GGA1 acts as a spatial switch altering amyloid precursor protein trafficking and processing.

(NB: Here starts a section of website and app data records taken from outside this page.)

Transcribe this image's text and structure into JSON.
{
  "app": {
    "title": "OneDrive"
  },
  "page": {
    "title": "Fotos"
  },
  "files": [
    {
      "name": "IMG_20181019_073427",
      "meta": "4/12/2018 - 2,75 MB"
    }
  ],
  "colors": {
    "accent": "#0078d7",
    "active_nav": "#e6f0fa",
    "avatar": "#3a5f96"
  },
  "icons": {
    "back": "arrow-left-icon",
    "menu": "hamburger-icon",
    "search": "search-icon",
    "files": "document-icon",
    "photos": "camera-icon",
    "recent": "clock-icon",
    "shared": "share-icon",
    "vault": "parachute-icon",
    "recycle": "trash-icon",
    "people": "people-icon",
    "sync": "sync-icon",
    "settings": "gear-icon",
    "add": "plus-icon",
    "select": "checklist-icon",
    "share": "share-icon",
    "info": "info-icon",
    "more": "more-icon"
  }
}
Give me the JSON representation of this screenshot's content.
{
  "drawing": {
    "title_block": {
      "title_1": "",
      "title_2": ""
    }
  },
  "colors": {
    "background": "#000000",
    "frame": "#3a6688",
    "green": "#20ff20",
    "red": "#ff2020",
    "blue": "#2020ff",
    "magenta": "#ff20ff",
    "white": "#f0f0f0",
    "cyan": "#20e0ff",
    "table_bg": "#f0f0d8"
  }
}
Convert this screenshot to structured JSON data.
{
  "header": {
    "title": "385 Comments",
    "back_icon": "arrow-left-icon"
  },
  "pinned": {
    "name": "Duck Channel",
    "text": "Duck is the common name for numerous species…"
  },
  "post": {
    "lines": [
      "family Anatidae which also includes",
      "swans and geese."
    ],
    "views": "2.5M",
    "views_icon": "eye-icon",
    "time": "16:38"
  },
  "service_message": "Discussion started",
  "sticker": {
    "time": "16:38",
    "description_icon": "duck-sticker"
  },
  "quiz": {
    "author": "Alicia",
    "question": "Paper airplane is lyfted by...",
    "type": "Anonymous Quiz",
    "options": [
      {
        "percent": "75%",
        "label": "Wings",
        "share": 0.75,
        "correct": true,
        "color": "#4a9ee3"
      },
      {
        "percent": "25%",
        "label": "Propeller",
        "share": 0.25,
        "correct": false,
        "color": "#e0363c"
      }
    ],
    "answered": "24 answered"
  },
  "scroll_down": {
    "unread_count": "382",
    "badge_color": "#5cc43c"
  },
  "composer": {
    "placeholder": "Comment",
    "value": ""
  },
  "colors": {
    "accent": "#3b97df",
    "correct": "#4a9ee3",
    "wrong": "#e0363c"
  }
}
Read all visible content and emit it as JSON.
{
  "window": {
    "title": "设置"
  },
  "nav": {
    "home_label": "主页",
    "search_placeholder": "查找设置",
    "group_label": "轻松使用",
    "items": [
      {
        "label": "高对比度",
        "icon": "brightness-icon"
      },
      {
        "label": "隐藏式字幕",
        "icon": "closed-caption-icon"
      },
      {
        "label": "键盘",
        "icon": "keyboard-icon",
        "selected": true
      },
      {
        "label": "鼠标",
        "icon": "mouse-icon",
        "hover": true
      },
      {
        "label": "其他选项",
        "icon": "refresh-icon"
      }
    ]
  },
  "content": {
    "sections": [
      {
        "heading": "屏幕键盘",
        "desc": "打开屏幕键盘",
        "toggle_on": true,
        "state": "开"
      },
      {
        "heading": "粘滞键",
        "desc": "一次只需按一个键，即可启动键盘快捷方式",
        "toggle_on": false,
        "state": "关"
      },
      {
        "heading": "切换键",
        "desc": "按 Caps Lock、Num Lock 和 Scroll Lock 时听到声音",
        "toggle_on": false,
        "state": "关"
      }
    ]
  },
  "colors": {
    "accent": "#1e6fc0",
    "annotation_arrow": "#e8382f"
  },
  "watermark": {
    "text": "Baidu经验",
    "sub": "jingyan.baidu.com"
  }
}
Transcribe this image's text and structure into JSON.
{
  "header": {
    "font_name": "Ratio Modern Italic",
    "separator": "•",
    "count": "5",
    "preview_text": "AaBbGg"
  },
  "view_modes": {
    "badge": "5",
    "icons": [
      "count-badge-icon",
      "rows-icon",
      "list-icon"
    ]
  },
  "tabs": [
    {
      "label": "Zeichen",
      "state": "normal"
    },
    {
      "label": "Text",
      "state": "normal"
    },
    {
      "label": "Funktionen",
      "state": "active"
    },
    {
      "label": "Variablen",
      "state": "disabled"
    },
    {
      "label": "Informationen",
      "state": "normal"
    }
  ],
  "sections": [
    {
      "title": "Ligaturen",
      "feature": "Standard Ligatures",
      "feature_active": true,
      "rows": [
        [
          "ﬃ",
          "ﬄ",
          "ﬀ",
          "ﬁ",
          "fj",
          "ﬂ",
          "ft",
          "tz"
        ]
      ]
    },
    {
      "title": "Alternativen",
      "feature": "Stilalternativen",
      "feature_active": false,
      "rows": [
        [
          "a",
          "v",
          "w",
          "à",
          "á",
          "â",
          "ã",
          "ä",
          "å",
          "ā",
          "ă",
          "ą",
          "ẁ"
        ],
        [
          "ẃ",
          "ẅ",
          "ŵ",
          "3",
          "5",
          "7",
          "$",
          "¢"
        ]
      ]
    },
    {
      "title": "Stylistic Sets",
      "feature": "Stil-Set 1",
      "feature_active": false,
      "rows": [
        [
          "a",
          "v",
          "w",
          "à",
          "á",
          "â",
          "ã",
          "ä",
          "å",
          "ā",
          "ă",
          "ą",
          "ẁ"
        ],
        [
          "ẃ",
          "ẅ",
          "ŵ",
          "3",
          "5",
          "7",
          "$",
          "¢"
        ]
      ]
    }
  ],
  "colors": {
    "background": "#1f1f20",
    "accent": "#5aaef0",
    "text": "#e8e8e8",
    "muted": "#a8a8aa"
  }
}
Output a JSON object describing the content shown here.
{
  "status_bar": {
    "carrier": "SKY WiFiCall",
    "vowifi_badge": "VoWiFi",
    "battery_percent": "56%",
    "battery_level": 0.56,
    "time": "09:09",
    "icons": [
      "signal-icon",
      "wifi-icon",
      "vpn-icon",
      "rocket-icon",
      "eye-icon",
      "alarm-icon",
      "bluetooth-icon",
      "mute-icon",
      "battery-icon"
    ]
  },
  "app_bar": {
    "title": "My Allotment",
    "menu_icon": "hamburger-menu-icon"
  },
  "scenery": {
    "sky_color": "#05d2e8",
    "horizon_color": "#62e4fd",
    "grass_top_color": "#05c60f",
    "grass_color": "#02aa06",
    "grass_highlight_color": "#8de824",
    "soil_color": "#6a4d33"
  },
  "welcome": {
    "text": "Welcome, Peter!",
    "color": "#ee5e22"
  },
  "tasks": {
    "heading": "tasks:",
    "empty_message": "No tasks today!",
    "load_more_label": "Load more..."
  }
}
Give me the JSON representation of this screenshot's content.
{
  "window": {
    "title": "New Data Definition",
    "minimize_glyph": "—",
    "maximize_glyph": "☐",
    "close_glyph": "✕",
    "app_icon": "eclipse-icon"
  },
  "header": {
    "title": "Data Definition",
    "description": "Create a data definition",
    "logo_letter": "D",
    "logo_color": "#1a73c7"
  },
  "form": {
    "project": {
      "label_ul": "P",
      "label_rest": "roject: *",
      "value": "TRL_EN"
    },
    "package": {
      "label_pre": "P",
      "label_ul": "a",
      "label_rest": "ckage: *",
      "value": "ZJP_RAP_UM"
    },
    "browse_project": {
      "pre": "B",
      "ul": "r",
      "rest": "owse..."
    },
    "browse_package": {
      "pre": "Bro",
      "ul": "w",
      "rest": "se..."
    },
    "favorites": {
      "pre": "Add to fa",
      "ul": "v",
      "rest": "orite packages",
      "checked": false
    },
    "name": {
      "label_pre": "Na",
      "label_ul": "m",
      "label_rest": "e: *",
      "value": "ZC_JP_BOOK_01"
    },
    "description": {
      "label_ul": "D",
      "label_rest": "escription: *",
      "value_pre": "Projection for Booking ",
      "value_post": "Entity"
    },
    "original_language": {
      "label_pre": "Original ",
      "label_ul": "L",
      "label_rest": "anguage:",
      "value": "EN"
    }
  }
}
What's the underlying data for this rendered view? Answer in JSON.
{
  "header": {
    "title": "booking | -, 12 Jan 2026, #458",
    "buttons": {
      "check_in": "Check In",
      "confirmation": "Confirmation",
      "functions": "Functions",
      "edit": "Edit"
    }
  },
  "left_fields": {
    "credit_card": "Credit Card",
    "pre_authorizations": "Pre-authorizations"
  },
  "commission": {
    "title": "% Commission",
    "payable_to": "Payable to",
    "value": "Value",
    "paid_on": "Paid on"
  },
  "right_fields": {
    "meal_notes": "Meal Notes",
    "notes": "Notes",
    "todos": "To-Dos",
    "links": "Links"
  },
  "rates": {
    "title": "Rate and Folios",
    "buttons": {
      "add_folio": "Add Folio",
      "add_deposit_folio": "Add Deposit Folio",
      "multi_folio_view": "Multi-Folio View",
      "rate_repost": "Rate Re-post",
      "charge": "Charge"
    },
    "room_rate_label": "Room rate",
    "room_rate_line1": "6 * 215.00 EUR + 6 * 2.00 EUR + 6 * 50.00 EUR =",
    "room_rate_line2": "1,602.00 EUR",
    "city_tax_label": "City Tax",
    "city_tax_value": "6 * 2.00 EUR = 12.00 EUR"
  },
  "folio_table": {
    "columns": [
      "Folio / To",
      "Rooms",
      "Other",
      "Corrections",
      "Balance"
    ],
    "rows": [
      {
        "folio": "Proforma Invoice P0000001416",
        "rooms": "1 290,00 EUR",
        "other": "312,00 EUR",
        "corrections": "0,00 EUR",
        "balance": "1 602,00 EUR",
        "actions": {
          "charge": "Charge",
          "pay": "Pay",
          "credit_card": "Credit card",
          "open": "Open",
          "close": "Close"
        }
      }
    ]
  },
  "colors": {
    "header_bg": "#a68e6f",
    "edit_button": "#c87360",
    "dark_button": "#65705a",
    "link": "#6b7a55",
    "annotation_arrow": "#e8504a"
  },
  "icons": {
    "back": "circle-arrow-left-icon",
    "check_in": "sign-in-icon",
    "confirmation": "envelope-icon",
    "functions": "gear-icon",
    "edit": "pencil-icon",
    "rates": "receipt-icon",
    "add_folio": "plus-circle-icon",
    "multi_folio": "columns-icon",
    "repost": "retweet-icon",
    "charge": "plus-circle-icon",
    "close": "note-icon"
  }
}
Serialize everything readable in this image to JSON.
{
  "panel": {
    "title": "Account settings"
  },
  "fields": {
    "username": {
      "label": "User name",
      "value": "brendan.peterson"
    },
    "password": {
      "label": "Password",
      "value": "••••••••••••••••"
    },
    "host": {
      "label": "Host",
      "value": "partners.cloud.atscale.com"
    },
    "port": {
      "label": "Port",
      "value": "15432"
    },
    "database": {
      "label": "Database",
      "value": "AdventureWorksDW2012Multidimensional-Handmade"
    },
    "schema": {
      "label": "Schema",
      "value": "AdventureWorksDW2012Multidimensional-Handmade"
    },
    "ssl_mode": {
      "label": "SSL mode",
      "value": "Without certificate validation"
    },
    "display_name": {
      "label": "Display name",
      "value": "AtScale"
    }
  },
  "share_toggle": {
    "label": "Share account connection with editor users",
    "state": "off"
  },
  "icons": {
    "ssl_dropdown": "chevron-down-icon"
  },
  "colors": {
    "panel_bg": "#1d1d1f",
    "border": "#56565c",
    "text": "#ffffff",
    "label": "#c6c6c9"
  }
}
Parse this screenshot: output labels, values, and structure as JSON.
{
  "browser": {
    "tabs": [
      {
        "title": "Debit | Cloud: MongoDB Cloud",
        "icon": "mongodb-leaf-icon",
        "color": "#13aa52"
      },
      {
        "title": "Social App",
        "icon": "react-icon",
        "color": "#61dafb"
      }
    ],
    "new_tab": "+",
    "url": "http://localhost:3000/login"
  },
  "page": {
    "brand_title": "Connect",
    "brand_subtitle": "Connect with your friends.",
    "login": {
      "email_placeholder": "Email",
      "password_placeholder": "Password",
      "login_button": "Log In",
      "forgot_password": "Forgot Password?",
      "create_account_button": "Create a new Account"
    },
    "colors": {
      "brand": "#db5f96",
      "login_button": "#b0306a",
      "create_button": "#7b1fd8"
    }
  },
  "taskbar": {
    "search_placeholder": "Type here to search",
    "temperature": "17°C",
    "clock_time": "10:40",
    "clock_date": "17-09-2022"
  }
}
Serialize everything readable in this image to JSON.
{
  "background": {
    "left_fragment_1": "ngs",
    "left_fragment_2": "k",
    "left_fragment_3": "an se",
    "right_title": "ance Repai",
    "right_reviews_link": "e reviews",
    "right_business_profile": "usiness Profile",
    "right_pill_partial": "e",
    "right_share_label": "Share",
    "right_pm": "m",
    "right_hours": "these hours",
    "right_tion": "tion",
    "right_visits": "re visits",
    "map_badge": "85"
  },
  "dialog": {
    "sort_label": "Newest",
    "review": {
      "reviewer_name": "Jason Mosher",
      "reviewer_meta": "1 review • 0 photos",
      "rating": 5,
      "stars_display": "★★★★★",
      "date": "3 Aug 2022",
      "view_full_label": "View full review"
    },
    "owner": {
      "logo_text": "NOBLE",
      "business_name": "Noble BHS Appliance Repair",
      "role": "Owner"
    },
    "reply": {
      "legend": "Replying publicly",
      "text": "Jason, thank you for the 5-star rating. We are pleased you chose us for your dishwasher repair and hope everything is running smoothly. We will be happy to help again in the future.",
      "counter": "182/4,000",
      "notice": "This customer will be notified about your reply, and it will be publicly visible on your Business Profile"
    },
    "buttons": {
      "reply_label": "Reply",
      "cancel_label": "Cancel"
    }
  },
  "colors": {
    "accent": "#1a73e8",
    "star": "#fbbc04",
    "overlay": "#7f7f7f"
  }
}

The beta-amyloid (Abeta) precursor protein (APP) is cleaved sequentially by beta-site of APP-cleaving enzyme (BACE) and gamma-secretase to release the Abeta peptides that accumulate in plaques in Alzheimer's disease (AD). GGA1, a member of the Golgi-localized gamma-ear-containing ARF-binding (GGA) protein family, interacts with BACE and influences its subcellular distribution. We now report that overexpression of GGA1 in cells increased the APP C-terminal fragment resulting from beta-cleavage but surprisingly reduced Abeta. GGA1 confined APP to the Golgi, in which fluorescence resonance energy transfer analyses suggest that the proteins come into close proximity. GGA1 blunted only APP but not notch intracellular domain release. These results suggest that GGA1 prevented APP beta-cleavage products from becoming substrates for gamma-secretase. Direct binding of GGA1 to BACE was not required for these effects, but the integrity of the GAT (GGA1 and TOM) domain of GGA1 was. GGA1 may act as a specific spatial switch influencing APP trafficking and processing, so that APP-GGA1 interactions may have pathophysiological relevance in AD.